Here is a short biography of F.C. Yohn from Wikipedia: “Yohn’s work appeared in publications including Scribner’s MagazineHarper’s Magazine, and Collier’s Weekly. Books he illustrated included Jack London‘s A Daughter of the SnowsFrances Hodgson Burnett‘s The Dawn of a To-morrow and Henry Cabot Lodge‘s Story of the American Revolution. He studied at the Indianapolis Art School during his first student year and then studied at the Art Students League of New York under Henry Siddons Mowbray (1858-1928). Mowbray studied at the Atelier of Léon Bonnat in Paris. Yohn often specialized in historical military themes, especially of the American Revolution, as well as the First World War. He designed the 2 cent US Postal Service stamp in 1929 to commemorate the 150th Anniversary of George Rogers Clark‘s Victory over the British at Sackville. He is best known for his painting of George Washington at Valley Forge.”


Art for Sale at Chris Beetles in London: Charles Dana Gibson Political Drawing from 1887

This drawing is currently for sale at the Chris Beetles Gallery in London.  The gallery is about to have their annual British Art of Illustration sale.


“Political Nightmare”

Price £1,750.00

12 X 17 1/2 INCHES
1880-2017’, NOVEMBER 2017-JANUARY 2018, NO 84

The above illustration appeared in May 14, 1887 edition of Tid-Bits, a weekly humor magazine:

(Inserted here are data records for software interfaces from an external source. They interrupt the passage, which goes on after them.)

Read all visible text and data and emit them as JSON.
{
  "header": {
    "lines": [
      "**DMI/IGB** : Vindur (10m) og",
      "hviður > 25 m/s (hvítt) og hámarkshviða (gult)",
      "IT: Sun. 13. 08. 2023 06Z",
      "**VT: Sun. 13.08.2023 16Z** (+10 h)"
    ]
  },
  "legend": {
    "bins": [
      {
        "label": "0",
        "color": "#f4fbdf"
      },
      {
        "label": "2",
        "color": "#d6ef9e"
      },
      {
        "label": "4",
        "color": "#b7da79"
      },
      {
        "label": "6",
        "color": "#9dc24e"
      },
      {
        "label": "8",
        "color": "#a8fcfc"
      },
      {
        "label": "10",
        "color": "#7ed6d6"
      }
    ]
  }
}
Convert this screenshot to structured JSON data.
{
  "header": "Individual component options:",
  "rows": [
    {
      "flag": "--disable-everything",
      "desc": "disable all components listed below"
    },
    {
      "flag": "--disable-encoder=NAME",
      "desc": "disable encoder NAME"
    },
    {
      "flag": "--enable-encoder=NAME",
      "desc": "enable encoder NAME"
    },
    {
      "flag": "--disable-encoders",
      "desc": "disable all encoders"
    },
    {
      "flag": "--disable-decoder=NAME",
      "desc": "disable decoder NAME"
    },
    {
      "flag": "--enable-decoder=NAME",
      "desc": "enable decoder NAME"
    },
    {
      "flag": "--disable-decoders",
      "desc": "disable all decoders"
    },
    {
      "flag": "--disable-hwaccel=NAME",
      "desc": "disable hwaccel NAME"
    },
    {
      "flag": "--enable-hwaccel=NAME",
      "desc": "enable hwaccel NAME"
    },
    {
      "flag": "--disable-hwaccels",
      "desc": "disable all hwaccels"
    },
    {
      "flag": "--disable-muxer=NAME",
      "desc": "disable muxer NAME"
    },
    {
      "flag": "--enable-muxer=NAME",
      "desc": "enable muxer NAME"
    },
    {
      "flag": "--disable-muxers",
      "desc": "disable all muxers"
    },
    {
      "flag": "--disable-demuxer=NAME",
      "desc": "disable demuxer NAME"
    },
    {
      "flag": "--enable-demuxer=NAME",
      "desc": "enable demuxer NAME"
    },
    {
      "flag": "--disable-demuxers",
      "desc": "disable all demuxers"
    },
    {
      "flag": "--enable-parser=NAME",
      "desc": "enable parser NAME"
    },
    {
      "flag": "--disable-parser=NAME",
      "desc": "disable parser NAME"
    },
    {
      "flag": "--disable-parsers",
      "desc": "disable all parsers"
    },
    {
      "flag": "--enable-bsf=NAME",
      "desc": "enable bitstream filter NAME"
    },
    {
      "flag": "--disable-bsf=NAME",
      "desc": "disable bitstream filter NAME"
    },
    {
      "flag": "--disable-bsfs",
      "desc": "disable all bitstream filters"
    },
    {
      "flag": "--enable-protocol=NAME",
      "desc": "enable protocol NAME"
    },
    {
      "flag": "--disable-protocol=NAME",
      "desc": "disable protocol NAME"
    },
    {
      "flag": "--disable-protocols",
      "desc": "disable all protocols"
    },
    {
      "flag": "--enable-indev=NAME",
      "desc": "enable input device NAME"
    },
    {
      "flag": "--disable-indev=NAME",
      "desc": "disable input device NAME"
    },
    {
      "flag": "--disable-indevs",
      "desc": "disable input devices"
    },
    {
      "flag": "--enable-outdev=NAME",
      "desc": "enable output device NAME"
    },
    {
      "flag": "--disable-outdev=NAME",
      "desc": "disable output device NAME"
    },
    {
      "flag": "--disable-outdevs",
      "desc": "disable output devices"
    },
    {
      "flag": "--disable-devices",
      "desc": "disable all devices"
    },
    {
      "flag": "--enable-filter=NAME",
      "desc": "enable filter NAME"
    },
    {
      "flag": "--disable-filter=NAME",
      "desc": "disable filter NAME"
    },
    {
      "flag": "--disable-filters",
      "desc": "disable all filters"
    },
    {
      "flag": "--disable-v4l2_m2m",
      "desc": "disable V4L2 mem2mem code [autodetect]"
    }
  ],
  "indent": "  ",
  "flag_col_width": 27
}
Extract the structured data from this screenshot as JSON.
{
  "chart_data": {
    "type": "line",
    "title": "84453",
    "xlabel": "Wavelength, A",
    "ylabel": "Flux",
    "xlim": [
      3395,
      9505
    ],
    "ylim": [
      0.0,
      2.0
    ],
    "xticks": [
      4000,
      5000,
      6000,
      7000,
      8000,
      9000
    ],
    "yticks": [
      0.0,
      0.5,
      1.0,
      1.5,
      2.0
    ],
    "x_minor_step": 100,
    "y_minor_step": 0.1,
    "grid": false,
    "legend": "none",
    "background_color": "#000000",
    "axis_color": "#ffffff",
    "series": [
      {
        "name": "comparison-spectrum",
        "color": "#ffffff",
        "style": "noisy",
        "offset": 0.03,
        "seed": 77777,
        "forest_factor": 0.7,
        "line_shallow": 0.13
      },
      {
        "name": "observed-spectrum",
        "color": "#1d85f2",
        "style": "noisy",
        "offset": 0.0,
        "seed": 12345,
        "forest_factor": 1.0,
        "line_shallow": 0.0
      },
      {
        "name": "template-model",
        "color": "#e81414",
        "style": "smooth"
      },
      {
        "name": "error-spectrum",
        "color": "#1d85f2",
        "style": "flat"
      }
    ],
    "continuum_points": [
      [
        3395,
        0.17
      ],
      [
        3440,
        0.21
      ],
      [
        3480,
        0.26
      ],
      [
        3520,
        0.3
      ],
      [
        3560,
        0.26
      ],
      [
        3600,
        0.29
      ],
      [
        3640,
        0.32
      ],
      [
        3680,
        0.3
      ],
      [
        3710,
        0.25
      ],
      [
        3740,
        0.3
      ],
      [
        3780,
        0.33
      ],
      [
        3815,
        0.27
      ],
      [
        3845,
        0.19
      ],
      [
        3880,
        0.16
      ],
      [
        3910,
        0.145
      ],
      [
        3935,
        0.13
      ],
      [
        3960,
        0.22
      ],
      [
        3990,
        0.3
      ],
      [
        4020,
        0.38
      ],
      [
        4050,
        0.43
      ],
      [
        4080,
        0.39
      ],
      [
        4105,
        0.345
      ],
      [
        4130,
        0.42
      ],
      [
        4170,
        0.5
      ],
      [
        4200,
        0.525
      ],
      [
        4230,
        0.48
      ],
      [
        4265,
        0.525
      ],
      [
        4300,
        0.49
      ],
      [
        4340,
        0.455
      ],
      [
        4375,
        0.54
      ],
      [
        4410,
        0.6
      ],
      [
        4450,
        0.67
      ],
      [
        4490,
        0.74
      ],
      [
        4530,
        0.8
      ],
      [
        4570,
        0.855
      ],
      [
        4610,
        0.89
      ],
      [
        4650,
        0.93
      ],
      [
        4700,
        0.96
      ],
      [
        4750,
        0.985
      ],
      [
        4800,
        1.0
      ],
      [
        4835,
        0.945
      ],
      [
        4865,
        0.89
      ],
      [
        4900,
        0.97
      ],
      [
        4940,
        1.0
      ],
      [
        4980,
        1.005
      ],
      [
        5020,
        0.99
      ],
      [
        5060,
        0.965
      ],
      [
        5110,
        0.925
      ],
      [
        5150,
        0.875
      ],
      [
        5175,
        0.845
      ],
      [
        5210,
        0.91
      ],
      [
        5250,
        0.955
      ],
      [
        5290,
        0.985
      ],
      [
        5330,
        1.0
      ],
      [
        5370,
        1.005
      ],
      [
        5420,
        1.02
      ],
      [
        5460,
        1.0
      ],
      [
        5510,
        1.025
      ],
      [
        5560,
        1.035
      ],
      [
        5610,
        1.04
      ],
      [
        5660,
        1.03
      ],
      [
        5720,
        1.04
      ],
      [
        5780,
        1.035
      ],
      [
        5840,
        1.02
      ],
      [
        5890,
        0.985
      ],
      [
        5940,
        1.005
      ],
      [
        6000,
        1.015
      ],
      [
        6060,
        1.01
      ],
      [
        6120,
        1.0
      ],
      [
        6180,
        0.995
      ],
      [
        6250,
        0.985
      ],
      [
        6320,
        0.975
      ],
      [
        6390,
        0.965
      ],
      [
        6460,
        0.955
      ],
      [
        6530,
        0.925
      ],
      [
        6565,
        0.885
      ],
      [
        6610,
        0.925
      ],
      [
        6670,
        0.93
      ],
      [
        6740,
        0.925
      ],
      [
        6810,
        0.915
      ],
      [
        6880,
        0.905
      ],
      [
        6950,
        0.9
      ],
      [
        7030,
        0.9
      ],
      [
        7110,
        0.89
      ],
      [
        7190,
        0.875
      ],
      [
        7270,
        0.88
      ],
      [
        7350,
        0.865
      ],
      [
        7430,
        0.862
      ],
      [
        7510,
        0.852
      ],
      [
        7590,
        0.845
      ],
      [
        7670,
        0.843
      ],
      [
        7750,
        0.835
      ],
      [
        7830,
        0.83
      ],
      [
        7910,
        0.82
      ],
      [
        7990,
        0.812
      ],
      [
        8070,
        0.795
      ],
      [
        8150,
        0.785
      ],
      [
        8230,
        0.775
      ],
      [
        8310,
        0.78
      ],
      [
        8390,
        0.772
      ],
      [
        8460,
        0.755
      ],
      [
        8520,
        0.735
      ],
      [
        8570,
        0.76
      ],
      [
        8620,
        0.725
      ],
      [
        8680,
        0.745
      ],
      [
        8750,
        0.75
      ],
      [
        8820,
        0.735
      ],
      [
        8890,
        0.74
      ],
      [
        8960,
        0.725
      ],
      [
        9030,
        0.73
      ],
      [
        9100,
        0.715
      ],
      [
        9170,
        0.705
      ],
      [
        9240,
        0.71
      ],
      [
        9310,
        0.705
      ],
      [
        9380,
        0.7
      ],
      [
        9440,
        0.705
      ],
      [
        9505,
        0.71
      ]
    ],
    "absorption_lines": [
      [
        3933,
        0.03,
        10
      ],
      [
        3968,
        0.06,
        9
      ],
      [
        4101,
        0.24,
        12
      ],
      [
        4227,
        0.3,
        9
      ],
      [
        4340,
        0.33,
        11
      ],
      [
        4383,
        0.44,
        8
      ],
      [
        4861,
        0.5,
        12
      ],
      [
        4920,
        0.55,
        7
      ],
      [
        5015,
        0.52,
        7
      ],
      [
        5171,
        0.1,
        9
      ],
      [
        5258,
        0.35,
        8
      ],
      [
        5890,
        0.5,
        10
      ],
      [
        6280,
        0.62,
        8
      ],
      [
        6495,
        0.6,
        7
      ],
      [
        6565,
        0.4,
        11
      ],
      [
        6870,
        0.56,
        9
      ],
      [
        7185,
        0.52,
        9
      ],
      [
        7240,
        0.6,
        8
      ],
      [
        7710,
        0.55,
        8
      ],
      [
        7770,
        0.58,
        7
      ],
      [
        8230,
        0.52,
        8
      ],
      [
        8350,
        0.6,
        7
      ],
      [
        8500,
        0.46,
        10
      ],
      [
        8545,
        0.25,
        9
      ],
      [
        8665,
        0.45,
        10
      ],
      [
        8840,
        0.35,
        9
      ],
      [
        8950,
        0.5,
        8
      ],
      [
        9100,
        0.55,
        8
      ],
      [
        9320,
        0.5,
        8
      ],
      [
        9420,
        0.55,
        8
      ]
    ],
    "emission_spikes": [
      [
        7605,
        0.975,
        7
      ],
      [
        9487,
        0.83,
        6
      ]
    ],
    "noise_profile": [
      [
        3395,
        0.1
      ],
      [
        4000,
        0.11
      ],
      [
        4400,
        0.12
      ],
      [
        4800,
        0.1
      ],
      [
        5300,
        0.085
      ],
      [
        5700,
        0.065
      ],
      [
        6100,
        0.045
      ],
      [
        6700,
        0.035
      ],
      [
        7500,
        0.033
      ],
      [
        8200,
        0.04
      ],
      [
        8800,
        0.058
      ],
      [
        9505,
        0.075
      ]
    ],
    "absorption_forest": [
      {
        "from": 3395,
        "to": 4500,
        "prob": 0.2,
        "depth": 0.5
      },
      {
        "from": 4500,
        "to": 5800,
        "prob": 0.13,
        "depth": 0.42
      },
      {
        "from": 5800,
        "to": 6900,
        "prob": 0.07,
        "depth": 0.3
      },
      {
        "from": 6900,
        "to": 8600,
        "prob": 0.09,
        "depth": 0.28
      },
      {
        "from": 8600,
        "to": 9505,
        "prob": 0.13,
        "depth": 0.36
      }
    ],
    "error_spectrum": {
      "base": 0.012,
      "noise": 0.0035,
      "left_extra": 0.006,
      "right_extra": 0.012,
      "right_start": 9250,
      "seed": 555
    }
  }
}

Grover Cleveland was the 22nd President of the United States, from 1885 to 1889.  He would indeed lose the 1888 election for his second term but he was re-elected in 1893 as the 24th President.  He was the only President to serve two terms non-consecutively.

Early in his career and before the “Gibson Girl”, Charles Dana Gibson often drew political cartoons for both Life and Tid-Bits magazines:



These cartoons were both drawn before he was twenty years old.  Compared to the drawing below which dates to about ten years later, his style during the early late 1880s/early 1890s was tighter and less fluid.Gibson Girl